» RECORDS FOR THIS TASK
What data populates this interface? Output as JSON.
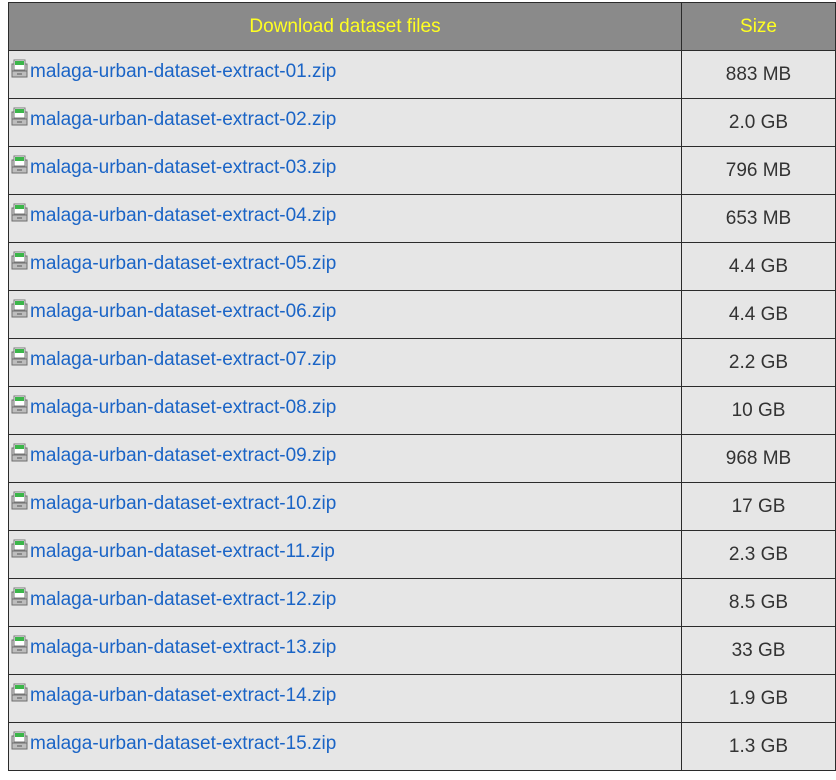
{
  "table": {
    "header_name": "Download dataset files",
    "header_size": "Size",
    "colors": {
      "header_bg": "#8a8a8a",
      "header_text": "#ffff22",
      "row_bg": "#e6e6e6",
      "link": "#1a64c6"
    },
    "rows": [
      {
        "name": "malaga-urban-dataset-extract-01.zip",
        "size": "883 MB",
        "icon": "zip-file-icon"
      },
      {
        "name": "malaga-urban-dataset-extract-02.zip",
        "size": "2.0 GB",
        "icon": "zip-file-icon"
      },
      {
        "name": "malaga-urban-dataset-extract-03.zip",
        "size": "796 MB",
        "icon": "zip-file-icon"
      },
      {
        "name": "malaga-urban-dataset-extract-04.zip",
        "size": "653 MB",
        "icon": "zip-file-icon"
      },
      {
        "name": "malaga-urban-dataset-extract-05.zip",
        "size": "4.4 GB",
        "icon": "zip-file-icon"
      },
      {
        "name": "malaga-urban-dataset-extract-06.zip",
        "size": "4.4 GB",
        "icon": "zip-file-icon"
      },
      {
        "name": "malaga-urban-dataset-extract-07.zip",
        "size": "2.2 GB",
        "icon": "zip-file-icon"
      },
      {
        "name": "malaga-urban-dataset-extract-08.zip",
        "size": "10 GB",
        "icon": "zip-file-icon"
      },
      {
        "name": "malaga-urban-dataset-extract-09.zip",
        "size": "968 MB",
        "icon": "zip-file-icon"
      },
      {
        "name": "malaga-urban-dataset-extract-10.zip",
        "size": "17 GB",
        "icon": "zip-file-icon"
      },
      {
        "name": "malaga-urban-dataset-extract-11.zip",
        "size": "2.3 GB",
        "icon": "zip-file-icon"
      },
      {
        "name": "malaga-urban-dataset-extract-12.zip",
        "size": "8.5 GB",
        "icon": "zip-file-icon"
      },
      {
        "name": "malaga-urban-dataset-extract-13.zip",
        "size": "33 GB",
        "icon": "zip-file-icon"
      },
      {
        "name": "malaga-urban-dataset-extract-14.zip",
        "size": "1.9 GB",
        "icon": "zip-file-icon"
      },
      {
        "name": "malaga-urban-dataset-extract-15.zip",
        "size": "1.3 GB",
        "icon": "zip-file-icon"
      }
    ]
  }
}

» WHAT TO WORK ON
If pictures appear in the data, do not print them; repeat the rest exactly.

» RESULT
What data populates this interface? Output as JSON.
{
  "table": {
    "header_name": "Download dataset files",
    "header_size": "Size",
    "colors": {
      "header_bg": "#8a8a8a",
      "header_text": "#ffff22",
      "row_bg": "#e6e6e6",
      "link": "#1a64c6"
    },
    "rows": [
      {
        "name": "malaga-urban-dataset-extract-01.zip",
        "size": "883 MB",
        "icon": "zip-file-icon"
      },
      {
        "name": "malaga-urban-dataset-extract-02.zip",
        "size": "2.0 GB",
        "icon": "zip-file-icon"
      },
      {
        "name": "malaga-urban-dataset-extract-03.zip",
        "size": "796 MB",
        "icon": "zip-file-icon"
      },
      {
        "name": "malaga-urban-dataset-extract-04.zip",
        "size": "653 MB",
        "icon": "zip-file-icon"
      },
      {
        "name": "malaga-urban-dataset-extract-05.zip",
        "size": "4.4 GB",
        "icon": "zip-file-icon"
      },
      {
        "name": "malaga-urban-dataset-extract-06.zip",
        "size": "4.4 GB",
        "icon": "zip-file-icon"
      },
      {
        "name": "malaga-urban-dataset-extract-07.zip",
        "size": "2.2 GB",
        "icon": "zip-file-icon"
      },
      {
        "name": "malaga-urban-dataset-extract-08.zip",
        "size": "10 GB",
        "icon": "zip-file-icon"
      },
      {
        "name": "malaga-urban-dataset-extract-09.zip",
        "size": "968 MB",
        "icon": "zip-file-icon"
      },
      {
        "name": "malaga-urban-dataset-extract-10.zip",
        "size": "17 GB",
        "icon": "zip-file-icon"
      },
      {
        "name": "malaga-urban-dataset-extract-11.zip",
        "size": "2.3 GB",
        "icon": "zip-file-icon"
      },
      {
        "name": "malaga-urban-dataset-extract-12.zip",
        "size": "8.5 GB",
        "icon": "zip-file-icon"
      },
      {
        "name": "malaga-urban-dataset-extract-13.zip",
        "size": "33 GB",
        "icon": "zip-file-icon"
      },
      {
        "name": "malaga-urban-dataset-extract-14.zip",
        "size": "1.9 GB",
        "icon": "zip-file-icon"
      },
      {
        "name": "malaga-urban-dataset-extract-15.zip",
        "size": "1.3 GB",
        "icon": "zip-file-icon"
      }
    ]
  }
}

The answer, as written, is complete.